▸ **Action item**
Filter the entries for the string "sent". Copy each line that has it.

▸ **Entries from a dataset of interfaces**
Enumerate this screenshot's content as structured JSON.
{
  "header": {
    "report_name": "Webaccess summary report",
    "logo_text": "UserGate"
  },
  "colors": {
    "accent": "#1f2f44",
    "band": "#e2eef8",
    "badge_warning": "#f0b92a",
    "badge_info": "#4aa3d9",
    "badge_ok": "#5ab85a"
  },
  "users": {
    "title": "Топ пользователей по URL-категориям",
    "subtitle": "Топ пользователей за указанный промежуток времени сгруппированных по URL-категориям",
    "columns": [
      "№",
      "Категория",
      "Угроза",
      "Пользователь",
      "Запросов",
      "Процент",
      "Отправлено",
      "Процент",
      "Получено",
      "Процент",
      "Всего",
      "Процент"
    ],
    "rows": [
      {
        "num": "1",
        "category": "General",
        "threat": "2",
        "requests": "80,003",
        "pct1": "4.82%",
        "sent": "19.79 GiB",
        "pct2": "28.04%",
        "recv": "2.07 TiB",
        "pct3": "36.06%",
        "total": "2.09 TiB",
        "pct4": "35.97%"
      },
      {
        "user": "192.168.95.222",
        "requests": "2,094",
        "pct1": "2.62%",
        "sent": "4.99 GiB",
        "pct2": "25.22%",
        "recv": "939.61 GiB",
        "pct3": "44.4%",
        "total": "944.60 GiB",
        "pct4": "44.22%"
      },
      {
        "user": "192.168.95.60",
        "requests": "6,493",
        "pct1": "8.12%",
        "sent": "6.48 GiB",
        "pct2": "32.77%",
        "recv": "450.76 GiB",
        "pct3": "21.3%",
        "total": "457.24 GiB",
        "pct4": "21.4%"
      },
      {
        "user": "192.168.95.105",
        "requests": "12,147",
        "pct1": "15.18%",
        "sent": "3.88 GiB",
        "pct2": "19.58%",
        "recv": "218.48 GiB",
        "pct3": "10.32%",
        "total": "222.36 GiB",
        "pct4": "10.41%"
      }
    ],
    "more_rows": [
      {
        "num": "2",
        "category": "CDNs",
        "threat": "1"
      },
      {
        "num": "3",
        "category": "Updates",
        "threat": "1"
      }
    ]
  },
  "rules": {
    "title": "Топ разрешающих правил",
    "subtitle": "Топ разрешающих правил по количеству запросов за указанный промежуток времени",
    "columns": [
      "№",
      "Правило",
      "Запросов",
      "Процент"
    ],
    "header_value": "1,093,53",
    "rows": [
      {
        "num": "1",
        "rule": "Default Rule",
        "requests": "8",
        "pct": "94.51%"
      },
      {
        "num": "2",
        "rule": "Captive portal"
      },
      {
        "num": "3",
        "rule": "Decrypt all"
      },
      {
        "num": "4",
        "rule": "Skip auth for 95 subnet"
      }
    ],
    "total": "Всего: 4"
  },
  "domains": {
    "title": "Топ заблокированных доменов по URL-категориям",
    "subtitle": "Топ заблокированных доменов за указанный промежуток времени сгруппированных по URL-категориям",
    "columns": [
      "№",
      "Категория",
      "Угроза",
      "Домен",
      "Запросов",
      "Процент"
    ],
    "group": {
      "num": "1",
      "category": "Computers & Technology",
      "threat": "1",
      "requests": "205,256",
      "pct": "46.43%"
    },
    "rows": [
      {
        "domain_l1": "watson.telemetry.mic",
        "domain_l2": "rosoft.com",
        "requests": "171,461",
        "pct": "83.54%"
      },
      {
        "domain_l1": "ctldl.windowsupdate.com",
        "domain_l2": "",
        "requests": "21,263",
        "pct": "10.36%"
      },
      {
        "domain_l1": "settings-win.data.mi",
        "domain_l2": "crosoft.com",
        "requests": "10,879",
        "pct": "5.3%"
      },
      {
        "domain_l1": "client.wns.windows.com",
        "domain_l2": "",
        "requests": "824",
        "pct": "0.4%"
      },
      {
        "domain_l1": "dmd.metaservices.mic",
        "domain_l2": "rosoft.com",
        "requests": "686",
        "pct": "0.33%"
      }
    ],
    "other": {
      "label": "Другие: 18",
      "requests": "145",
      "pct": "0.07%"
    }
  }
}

▸ **Result of the task**
        "sent": "19.79 GiB",
        "sent": "4.99 GiB",
        "sent": "6.48 GiB",
        "sent": "3.88 GiB",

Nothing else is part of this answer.